- Action item
Set the data down once more, in full and exactly.

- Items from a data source
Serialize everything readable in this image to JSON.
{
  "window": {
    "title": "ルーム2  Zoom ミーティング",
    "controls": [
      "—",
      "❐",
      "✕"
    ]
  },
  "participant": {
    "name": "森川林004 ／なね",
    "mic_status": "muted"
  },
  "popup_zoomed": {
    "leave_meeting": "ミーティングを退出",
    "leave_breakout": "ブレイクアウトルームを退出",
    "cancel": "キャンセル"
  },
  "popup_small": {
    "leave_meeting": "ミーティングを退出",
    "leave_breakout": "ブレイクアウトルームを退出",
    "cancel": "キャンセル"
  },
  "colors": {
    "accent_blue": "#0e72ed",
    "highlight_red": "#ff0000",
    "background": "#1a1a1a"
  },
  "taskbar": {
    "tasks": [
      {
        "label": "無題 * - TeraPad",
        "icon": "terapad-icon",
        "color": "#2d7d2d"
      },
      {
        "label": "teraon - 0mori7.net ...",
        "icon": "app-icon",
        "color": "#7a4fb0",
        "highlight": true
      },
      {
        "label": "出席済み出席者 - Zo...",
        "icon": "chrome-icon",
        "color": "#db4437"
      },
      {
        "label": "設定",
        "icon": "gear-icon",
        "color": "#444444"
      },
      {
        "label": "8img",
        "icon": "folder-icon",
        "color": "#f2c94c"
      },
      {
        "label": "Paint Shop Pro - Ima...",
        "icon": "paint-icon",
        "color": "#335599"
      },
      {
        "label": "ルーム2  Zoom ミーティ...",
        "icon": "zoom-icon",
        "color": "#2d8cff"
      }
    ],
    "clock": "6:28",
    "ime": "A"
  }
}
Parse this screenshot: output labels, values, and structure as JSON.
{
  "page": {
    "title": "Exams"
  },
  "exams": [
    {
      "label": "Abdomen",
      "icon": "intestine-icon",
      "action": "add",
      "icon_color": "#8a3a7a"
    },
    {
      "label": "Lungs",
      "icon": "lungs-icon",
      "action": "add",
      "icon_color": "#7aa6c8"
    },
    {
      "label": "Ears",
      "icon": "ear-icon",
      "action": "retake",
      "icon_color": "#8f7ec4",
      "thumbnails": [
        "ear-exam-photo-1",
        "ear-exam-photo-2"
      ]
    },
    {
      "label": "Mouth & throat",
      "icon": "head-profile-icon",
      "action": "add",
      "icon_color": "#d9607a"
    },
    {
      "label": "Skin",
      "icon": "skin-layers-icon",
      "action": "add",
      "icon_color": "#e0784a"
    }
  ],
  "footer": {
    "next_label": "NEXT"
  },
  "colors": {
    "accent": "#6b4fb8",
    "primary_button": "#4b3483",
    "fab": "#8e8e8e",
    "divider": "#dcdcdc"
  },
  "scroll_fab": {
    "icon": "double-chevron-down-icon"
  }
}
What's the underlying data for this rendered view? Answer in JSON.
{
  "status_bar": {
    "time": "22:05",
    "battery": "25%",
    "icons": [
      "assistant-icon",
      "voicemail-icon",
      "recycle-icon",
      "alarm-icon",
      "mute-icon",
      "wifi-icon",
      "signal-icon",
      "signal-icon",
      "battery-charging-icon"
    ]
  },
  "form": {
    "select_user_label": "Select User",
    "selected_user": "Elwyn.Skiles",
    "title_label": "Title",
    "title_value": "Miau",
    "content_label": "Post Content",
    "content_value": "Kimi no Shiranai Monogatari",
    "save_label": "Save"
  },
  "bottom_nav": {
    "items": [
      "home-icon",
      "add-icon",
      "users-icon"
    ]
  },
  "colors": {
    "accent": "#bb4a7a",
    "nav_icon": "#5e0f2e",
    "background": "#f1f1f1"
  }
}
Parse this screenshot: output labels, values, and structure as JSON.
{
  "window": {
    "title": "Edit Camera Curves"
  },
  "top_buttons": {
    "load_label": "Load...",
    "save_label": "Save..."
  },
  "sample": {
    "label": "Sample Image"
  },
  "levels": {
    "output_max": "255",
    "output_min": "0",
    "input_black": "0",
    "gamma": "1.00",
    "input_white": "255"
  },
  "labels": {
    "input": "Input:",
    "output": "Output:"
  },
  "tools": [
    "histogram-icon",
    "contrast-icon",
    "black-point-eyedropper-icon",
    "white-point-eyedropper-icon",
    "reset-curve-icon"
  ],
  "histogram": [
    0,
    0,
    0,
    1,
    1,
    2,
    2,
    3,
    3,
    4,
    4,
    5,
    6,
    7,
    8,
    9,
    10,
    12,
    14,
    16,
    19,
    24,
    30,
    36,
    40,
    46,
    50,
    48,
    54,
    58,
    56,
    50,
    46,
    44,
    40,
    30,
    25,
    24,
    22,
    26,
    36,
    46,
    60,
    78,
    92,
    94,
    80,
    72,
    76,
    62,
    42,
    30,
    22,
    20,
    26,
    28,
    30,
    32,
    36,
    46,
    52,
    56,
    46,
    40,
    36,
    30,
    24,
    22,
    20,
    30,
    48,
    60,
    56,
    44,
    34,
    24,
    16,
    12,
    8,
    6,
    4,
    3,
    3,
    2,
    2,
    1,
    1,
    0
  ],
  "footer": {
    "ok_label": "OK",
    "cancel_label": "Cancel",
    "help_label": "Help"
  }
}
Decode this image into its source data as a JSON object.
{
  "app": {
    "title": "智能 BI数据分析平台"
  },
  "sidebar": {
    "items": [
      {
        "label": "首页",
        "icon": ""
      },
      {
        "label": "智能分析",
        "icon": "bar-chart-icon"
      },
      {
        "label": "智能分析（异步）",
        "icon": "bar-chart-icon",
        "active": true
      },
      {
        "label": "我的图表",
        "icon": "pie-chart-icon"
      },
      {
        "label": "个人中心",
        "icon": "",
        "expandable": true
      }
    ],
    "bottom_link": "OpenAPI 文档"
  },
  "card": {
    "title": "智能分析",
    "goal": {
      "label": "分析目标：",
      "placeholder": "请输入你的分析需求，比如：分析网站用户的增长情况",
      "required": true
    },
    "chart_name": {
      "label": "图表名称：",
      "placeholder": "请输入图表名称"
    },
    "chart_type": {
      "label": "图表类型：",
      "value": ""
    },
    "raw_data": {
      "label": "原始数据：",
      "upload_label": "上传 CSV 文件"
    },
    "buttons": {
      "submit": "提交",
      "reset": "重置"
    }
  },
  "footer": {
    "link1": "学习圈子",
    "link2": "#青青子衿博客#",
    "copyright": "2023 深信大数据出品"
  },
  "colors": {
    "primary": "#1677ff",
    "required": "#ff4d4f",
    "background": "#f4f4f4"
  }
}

- Task answer
Serialize everything readable in this image to JSON.
{
  "window": {
    "title": "ルーム2  Zoom ミーティング",
    "controls": [
      "—",
      "❐",
      "✕"
    ]
  },
  "participant": {
    "name": "森川林004 ／なね",
    "mic_status": "muted"
  },
  "popup_zoomed": {
    "leave_meeting": "ミーティングを退出",
    "leave_breakout": "ブレイクアウトルームを退出",
    "cancel": "キャンセル"
  },
  "popup_small": {
    "leave_meeting": "ミーティングを退出",
    "leave_breakout": "ブレイクアウトルームを退出",
    "cancel": "キャンセル"
  },
  "colors": {
    "accent_blue": "#0e72ed",
    "highlight_red": "#ff0000",
    "background": "#1a1a1a"
  },
  "taskbar": {
    "tasks": [
      {
        "label": "無題 * - TeraPad",
        "icon": "terapad-icon",
        "color": "#2d7d2d"
      },
      {
        "label": "teraon - 0mori7.net ...",
        "icon": "app-icon",
        "color": "#7a4fb0",
        "highlight": true
      },
      {
        "label": "出席済み出席者 - Zo...",
        "icon": "chrome-icon",
        "color": "#db4437"
      },
      {
        "label": "設定",
        "icon": "gear-icon",
        "color": "#444444"
      },
      {
        "label": "8img",
        "icon": "folder-icon",
        "color": "#f2c94c"
      },
      {
        "label": "Paint Shop Pro - Ima...",
        "icon": "paint-icon",
        "color": "#335599"
      },
      {
        "label": "ルーム2  Zoom ミーティ...",
        "icon": "zoom-icon",
        "color": "#2d8cff"
      }
    ],
    "clock": "6:28",
    "ime": "A"
  }
}
Parse this screenshot: output labels, values, and structure as JSON.
{
  "page": {
    "title": "Exams"
  },
  "exams": [
    {
      "label": "Abdomen",
      "icon": "intestine-icon",
      "action": "add",
      "icon_color": "#8a3a7a"
    },
    {
      "label": "Lungs",
      "icon": "lungs-icon",
      "action": "add",
      "icon_color": "#7aa6c8"
    },
    {
      "label": "Ears",
      "icon": "ear-icon",
      "action": "retake",
      "icon_color": "#8f7ec4",
      "thumbnails": [
        "ear-exam-photo-1",
        "ear-exam-photo-2"
      ]
    },
    {
      "label": "Mouth & throat",
      "icon": "head-profile-icon",
      "action": "add",
      "icon_color": "#d9607a"
    },
    {
      "label": "Skin",
      "icon": "skin-layers-icon",
      "action": "add",
      "icon_color": "#e0784a"
    }
  ],
  "footer": {
    "next_label": "NEXT"
  },
  "colors": {
    "accent": "#6b4fb8",
    "primary_button": "#4b3483",
    "fab": "#8e8e8e",
    "divider": "#dcdcdc"
  },
  "scroll_fab": {
    "icon": "double-chevron-down-icon"
  }
}
What's the underlying data for this rendered view? Answer in JSON.
{
  "status_bar": {
    "time": "22:05",
    "battery": "25%",
    "icons": [
      "assistant-icon",
      "voicemail-icon",
      "recycle-icon",
      "alarm-icon",
      "mute-icon",
      "wifi-icon",
      "signal-icon",
      "signal-icon",
      "battery-charging-icon"
    ]
  },
  "form": {
    "select_user_label": "Select User",
    "selected_user": "Elwyn.Skiles",
    "title_label": "Title",
    "title_value": "Miau",
    "content_label": "Post Content",
    "content_value": "Kimi no Shiranai Monogatari",
    "save_label": "Save"
  },
  "bottom_nav": {
    "items": [
      "home-icon",
      "add-icon",
      "users-icon"
    ]
  },
  "colors": {
    "accent": "#bb4a7a",
    "nav_icon": "#5e0f2e",
    "background": "#f1f1f1"
  }
}
Parse this screenshot: output labels, values, and structure as JSON.
{
  "window": {
    "title": "Edit Camera Curves"
  },
  "top_buttons": {
    "load_label": "Load...",
    "save_label": "Save..."
  },
  "sample": {
    "label": "Sample Image"
  },
  "levels": {
    "output_max": "255",
    "output_min": "0",
    "input_black": "0",
    "gamma": "1.00",
    "input_white": "255"
  },
  "labels": {
    "input": "Input:",
    "output": "Output:"
  },
  "tools": [
    "histogram-icon",
    "contrast-icon",
    "black-point-eyedropper-icon",
    "white-point-eyedropper-icon",
    "reset-curve-icon"
  ],
  "histogram": [
    0,
    0,
    0,
    1,
    1,
    2,
    2,
    3,
    3,
    4,
    4,
    5,
    6,
    7,
    8,
    9,
    10,
    12,
    14,
    16,
    19,
    24,
    30,
    36,
    40,
    46,
    50,
    48,
    54,
    58,
    56,
    50,
    46,
    44,
    40,
    30,
    25,
    24,
    22,
    26,
    36,
    46,
    60,
    78,
    92,
    94,
    80,
    72,
    76,
    62,
    42,
    30,
    22,
    20,
    26,
    28,
    30,
    32,
    36,
    46,
    52,
    56,
    46,
    40,
    36,
    30,
    24,
    22,
    20,
    30,
    48,
    60,
    56,
    44,
    34,
    24,
    16,
    12,
    8,
    6,
    4,
    3,
    3,
    2,
    2,
    1,
    1,
    0
  ],
  "footer": {
    "ok_label": "OK",
    "cancel_label": "Cancel",
    "help_label": "Help"
  }
}
Decode this image into its source data as a JSON object.
{
  "app": {
    "title": "智能 BI数据分析平台"
  },
  "sidebar": {
    "items": [
      {
        "label": "首页",
        "icon": ""
      },
      {
        "label": "智能分析",
        "icon": "bar-chart-icon"
      },
      {
        "label": "智能分析（异步）",
        "icon": "bar-chart-icon",
        "active": true
      },
      {
        "label": "我的图表",
        "icon": "pie-chart-icon"
      },
      {
        "label": "个人中心",
        "icon": "",
        "expandable": true
      }
    ],
    "bottom_link": "OpenAPI 文档"
  },
  "card": {
    "title": "智能分析",
    "goal": {
      "label": "分析目标：",
      "placeholder": "请输入你的分析需求，比如：分析网站用户的增长情况",
      "required": true
    },
    "chart_name": {
      "label": "图表名称：",
      "placeholder": "请输入图表名称"
    },
    "chart_type": {
      "label": "图表类型：",
      "value": ""
    },
    "raw_data": {
      "label": "原始数据：",
      "upload_label": "上传 CSV 文件"
    },
    "buttons": {
      "submit": "提交",
      "reset": "重置"
    }
  },
  "footer": {
    "link1": "学习圈子",
    "link2": "#青青子衿博客#",
    "copyright": "2023 深信大数据出品"
  },
  "colors": {
    "primary": "#1677ff",
    "required": "#ff4d4f",
    "background": "#f4f4f4"
  }
}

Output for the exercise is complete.